Recognized by the Department of Defense for its transformative potential, artificial intelligence has become a key focus area in the department’s efforts to adapt to the evolving, digitally-driven modern battlefield. Though AI offers a wide array of benefits across many use cases, its successful deployment cannot be achieved without careful consideration of the ethics involved in its adoption.
Diane Staheli, chief of responsible AI at the DOD’s Chief Digital and AI Office, plays a key role in the department’s work to address new challenges posed by the expanding relationship between humans and technology. During ExecutiveBiz’s Trusted AI and Autonomy Forum, Staheli will participate in a panel discussion on the DOD’s race to develop AI tools that are not only effective, but also ethical and secure. As a panelist, she will come together with additional speakers to offer her insights on human-machine interaction and the factors involved in ensuring this relationship is positive.

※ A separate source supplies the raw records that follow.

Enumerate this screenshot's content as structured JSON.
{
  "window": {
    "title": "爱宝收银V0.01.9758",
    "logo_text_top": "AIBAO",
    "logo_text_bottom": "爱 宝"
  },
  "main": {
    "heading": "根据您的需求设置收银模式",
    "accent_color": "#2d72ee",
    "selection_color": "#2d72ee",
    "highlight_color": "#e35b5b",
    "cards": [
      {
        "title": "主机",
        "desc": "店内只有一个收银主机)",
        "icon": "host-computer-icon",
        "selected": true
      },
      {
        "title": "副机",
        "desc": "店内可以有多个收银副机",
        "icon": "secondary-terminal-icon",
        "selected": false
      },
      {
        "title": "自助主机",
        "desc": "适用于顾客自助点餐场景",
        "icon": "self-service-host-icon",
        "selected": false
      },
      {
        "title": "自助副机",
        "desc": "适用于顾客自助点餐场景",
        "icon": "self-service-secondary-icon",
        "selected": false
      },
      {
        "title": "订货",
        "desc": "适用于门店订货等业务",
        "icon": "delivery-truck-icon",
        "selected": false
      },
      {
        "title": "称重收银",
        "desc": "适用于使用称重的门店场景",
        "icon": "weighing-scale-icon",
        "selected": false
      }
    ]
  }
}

Established in June 2022, CDAO represents a governing force for DOD AI use. Since its inception just over a year ago, the office has seen success in five AI-related strategic initiatives for fiscal year 2023 – digital talent management, improved data quality, AI and machine learning scaffolding, business performance metrics and Joint All-Domain Command and Control.
It has also taken on the task of leading the RAI Strategy & Implementation Pathway, a plan developed to guide the department as it deploys emerging AI technologies that Staheli played a key role in creating.
This “important step forward,” she said in a Q&A published to CDAO’s blog, “formalizes our approach to RAI and specifically defines the tasks, as well as the roles and responsibilities for execution.”
Solidifying each step and providing a set timeline is something Staheli expects to advance the DOD’s pursuit of RAI. Already, CDAO is making new efforts in line with the RAI S&I Pathway, including identifying technology demands, developing an AI curriculum and cultivating partnerships to help support new and ongoing initiatives.
Staheli’s view of RAI is shaped by 13 years at the Massachusetts Institute of Technology Lincoln Laboratory, where she led research groups spanning multiple national security issues, all of which she said were joined by the common thread of AI.
In her most recent role at the laboratory, she guided the artificial intelligence technology group for over two years. While serving in this position, she focused on human-AI interaction, explainable AI, decision science, autonomy, socio-technical systems and user-centered design.
Staheli was appointed to her role at CDAO at the time of its establishment, a move she described as a “natural evolution” of her work, which also includes time with the former Joint Artificial Intelligence Center.
Moving forward, Staheli’s vision for CDAO surrounds the expansion and maturation of the office’s current efforts with a target goal of creating a minimally viable product of its suite of RAI tools.